Eyring has been a vice president at the university for 11 years. His wife, Kelly, says they will do their best to lead the university as they transition from the current President Clark Gilbert and his wife, Christine.
“We won’t be the Gilberts. We do love the Gilberts and their family is amazing, but we will do our best to enjoy the students and to encourage them and to make them part of our family,” Kelly Eyring says.
Gilbert is leaving to lead BYU-Pathway Worldwide, a new educational entity led by The Church of Jesus Christ of Latter-day Saints in Salt Lake City. The initiative originated from the Rexburg-based Pathway program.
“If we keep it here, that will work just fine for a year or two, but in five years we would have regretted that decision. BYU-Pathway Worldwide is a worldwide organization,” Gibert says.
He said some 35 employees in Idaho have been invited to make the transition to Salt Lake.
“There are two groups that have been invited to be part of this organization. The existing Pathway organization, and then the Pathway and online degree advising organization,” Gilbert says. “We plan on being fairly flexible to allow for different family circumstances.”
Gilbert is leaving with the message that it’s not about an individual’s legacy or new agenda. He said he hopes the students will remember how involved the Gilberts were as a family in serving the university.
“I hope that the students of BYU-Idaho will remember that I loved Sister Gilbert and that I love my children and that I was great father and a devoted husband, and that they would see that families can work,” Gilbert says.
Eyring says he supports all that Gilbert has done in his time serving as president from 2015 until now.
“I’ll second every decision that has been made in the last two years.

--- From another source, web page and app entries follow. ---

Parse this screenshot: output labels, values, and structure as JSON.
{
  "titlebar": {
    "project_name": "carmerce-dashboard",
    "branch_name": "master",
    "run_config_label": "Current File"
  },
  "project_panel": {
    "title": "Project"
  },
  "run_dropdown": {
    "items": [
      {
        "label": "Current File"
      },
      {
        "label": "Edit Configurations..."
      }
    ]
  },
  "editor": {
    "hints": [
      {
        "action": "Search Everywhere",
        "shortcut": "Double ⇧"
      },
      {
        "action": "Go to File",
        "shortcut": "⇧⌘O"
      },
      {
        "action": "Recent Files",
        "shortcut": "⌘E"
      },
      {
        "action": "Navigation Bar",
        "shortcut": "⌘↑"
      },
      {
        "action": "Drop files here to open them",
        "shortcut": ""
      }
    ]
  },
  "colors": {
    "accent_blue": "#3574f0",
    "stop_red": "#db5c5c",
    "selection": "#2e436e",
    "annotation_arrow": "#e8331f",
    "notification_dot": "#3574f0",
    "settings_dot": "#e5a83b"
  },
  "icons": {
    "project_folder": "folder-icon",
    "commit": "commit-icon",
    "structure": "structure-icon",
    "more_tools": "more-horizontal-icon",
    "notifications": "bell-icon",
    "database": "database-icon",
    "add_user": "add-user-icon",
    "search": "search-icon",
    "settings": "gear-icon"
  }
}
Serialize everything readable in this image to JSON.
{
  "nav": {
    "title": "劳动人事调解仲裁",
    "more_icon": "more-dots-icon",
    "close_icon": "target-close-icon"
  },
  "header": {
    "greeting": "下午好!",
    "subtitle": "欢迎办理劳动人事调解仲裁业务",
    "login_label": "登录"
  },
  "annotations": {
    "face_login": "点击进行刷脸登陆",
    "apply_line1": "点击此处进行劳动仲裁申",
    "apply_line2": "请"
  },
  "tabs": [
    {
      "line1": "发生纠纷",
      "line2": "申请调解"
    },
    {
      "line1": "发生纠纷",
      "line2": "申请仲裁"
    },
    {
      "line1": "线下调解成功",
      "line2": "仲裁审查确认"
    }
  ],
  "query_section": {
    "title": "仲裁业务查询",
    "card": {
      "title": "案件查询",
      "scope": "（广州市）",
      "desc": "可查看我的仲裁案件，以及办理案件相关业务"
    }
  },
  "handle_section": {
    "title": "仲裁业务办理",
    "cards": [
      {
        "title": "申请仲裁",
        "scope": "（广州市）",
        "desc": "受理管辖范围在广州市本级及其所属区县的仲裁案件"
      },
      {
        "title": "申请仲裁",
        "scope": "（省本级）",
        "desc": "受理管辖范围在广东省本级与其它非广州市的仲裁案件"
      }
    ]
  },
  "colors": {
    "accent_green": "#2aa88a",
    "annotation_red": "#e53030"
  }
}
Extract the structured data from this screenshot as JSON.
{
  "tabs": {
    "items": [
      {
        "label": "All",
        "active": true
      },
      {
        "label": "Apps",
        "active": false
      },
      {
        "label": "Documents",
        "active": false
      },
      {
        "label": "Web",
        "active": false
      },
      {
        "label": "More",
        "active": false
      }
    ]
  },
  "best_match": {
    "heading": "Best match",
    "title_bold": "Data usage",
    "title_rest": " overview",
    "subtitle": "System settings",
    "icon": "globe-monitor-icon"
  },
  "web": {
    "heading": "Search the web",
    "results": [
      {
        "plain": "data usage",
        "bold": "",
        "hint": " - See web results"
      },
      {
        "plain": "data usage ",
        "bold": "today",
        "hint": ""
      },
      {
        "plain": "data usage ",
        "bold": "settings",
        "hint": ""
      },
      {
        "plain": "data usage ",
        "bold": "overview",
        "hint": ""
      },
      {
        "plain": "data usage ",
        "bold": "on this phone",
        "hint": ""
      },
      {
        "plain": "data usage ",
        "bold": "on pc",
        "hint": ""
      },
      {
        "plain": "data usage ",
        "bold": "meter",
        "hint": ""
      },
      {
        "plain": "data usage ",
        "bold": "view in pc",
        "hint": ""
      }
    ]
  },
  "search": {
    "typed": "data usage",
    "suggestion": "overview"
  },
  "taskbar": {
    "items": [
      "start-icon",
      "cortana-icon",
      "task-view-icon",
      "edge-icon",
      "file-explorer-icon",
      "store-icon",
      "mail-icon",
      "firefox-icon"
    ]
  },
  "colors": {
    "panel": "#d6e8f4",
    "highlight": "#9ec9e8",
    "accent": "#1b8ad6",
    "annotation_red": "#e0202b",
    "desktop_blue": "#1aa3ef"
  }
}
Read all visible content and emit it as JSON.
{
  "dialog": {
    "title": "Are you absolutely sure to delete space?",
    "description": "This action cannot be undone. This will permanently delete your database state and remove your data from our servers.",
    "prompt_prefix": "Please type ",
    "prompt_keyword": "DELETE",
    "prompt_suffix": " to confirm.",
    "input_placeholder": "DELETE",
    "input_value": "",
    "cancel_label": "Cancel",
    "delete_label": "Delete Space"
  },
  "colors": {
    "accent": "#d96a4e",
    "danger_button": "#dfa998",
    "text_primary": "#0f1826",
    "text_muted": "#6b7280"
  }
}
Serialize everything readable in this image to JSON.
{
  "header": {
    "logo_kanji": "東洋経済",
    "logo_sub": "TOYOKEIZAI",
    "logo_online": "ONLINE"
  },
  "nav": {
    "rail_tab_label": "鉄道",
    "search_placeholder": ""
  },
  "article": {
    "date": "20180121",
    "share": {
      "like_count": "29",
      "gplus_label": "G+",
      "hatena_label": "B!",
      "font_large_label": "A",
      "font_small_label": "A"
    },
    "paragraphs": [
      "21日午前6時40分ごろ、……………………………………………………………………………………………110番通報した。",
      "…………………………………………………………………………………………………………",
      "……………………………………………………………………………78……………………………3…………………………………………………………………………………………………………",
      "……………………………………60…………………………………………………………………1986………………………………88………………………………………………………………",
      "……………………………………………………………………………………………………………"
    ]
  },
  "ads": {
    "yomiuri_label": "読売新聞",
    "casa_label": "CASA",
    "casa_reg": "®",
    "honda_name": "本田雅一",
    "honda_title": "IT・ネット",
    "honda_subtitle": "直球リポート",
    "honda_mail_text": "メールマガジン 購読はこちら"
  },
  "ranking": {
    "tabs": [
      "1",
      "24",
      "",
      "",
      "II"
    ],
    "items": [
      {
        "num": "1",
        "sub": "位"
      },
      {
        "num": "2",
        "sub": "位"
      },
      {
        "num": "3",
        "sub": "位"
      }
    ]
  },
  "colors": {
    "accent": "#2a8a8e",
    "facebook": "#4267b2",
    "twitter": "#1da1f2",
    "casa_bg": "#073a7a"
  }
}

It will be a matter of a steady upward course,” Eyring says.
Gilbert is set to begin his new role in May, and Eyring will begin April 10.